**What you should do:**
Would you copy every record exactly as it stands and drop the pictures?

Component data from apps and pages
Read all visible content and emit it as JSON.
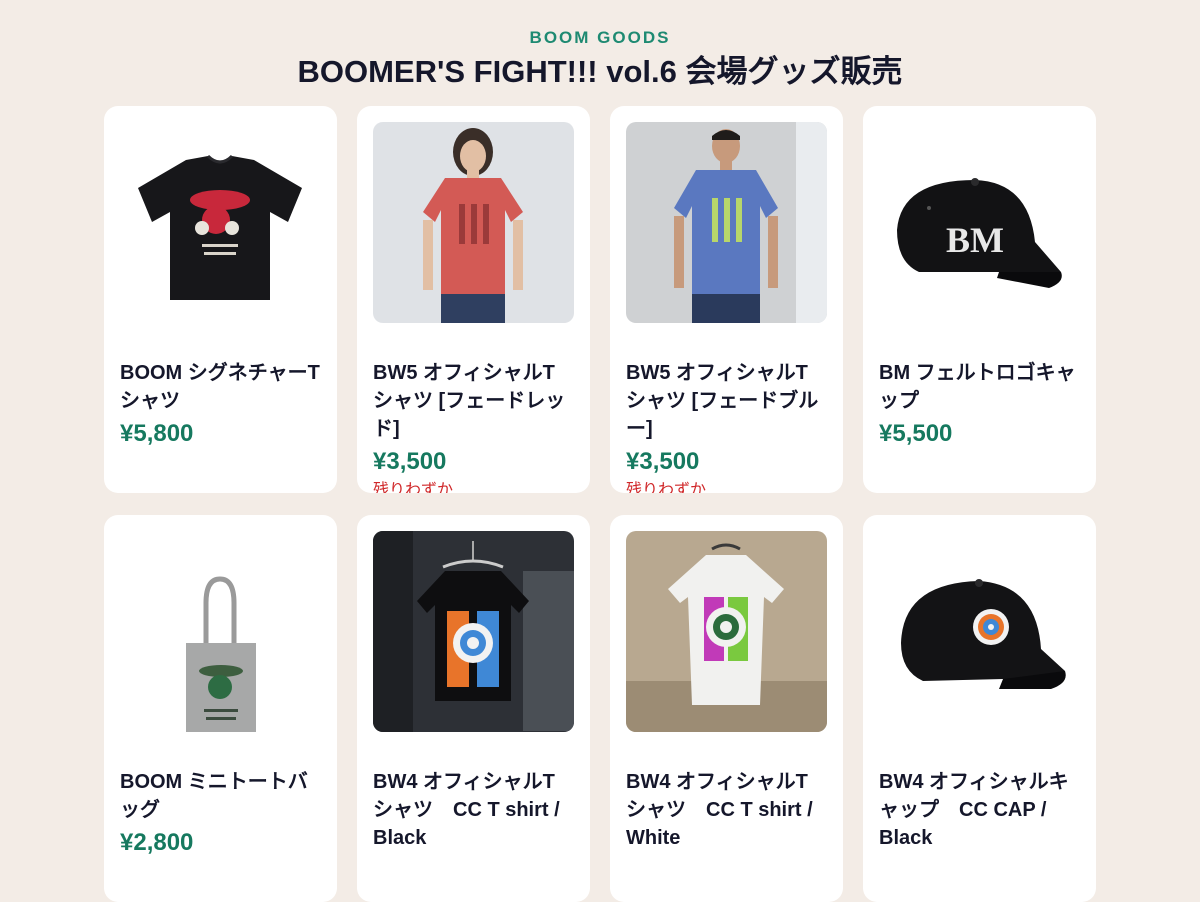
{
  "header": {
    "eyebrow": "BOOM GOODS",
    "title": "BOOMER'S FIGHT!!! vol.6 会場グッズ販売"
  },
  "colors": {
    "accent": "#16795f",
    "lowStock": "#d0282a",
    "background": "#f3ece6"
  },
  "products": [
    {
      "name": "BOOM シグネチャーTシャツ",
      "price": "¥5,800",
      "stock": "",
      "image": "black-tshirt-image"
    },
    {
      "name": "BW5 オフィシャルTシャツ [フェードレッド]",
      "price": "¥3,500",
      "stock": "残りわずか",
      "image": "model-red-tshirt-image"
    },
    {
      "name": "BW5 オフィシャルTシャツ [フェードブルー]",
      "price": "¥3,500",
      "stock": "残りわずか",
      "image": "model-blue-tshirt-image"
    },
    {
      "name": "BM フェルトロゴキャップ",
      "price": "¥5,500",
      "stock": "",
      "image": "black-cap-image"
    },
    {
      "name": "BOOM ミニトートバッグ",
      "price": "¥2,800",
      "stock": "",
      "image": "tote-bag-image"
    },
    {
      "name": "BW4 オフィシャルTシャツ　CC T shirt / Black",
      "price": "",
      "stock": "",
      "image": "hanging-black-tshirt-image"
    },
    {
      "name": "BW4 オフィシャルTシャツ　CC T shirt / White",
      "price": "",
      "stock": "",
      "image": "white-tshirt-image"
    },
    {
      "name": "BW4 オフィシャルキャップ　CC CAP / Black",
      "price": "",
      "stock": "",
      "image": "cc-cap-image"
    }
  ]
}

**Task answer:**
Read all visible content and emit it as JSON.
{
  "header": {
    "eyebrow": "BOOM GOODS",
    "title": "BOOMER'S FIGHT!!! vol.6 会場グッズ販売"
  },
  "colors": {
    "accent": "#16795f",
    "lowStock": "#d0282a",
    "background": "#f3ece6"
  },
  "products": [
    {
      "name": "BOOM シグネチャーTシャツ",
      "price": "¥5,800",
      "stock": "",
      "image": "black-tshirt-image"
    },
    {
      "name": "BW5 オフィシャルTシャツ [フェードレッド]",
      "price": "¥3,500",
      "stock": "残りわずか",
      "image": "model-red-tshirt-image"
    },
    {
      "name": "BW5 オフィシャルTシャツ [フェードブルー]",
      "price": "¥3,500",
      "stock": "残りわずか",
      "image": "model-blue-tshirt-image"
    },
    {
      "name": "BM フェルトロゴキャップ",
      "price": "¥5,500",
      "stock": "",
      "image": "black-cap-image"
    },
    {
      "name": "BOOM ミニトートバッグ",
      "price": "¥2,800",
      "stock": "",
      "image": "tote-bag-image"
    },
    {
      "name": "BW4 オフィシャルTシャツ　CC T shirt / Black",
      "price": "",
      "stock": "",
      "image": "hanging-black-tshirt-image"
    },
    {
      "name": "BW4 オフィシャルTシャツ　CC T shirt / White",
      "price": "",
      "stock": "",
      "image": "white-tshirt-image"
    },
    {
      "name": "BW4 オフィシャルキャップ　CC CAP / Black",
      "price": "",
      "stock": "",
      "image": "cc-cap-image"
    }
  ]
}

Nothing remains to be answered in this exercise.